What is required: Find every line in the material below with the string "zero" and state how many there are, with no other text.

+--

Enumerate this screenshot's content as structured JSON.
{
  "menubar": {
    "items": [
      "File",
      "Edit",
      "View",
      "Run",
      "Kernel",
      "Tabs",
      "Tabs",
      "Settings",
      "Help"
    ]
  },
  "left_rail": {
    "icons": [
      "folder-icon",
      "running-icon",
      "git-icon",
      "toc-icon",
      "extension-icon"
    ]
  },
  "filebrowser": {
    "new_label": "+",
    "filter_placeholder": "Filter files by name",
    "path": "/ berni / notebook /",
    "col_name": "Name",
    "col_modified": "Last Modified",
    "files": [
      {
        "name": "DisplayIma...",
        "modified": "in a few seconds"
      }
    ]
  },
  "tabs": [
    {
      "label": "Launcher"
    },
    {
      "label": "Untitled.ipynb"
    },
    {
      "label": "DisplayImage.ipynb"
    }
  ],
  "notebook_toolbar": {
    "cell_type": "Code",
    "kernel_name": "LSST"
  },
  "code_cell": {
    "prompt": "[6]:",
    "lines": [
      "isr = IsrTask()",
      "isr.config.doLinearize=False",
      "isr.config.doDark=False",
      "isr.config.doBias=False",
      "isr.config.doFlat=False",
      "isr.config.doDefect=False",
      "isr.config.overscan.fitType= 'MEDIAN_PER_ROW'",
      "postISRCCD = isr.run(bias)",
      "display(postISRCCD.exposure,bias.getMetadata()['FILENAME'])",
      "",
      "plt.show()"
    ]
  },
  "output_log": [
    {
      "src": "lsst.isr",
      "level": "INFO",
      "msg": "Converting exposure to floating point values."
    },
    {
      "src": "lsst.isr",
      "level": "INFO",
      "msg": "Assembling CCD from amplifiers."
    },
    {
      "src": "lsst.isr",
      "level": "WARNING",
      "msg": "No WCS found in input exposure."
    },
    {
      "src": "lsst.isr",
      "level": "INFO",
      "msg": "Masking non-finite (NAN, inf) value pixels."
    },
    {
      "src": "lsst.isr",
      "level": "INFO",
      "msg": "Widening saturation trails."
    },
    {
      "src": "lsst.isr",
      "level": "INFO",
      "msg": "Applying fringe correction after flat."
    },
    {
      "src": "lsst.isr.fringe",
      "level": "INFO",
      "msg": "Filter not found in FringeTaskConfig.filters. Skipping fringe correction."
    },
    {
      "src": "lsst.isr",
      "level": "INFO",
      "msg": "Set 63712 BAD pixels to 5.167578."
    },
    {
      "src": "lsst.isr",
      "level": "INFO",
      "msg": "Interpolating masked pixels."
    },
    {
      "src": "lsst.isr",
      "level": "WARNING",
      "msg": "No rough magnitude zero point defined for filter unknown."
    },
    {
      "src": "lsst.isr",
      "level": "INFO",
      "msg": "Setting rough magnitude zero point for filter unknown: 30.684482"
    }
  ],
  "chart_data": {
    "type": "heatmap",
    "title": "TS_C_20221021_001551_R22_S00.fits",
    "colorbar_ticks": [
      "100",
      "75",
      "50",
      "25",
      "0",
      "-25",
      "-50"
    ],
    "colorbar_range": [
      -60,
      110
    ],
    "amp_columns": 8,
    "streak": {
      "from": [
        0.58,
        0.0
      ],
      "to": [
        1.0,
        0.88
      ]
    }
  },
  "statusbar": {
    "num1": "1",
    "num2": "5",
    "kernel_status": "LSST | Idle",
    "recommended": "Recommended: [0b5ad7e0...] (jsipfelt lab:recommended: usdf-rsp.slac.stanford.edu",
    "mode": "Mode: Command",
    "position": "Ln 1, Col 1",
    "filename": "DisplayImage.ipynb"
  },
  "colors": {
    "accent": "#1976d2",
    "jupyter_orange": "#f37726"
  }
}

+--

Answer: 2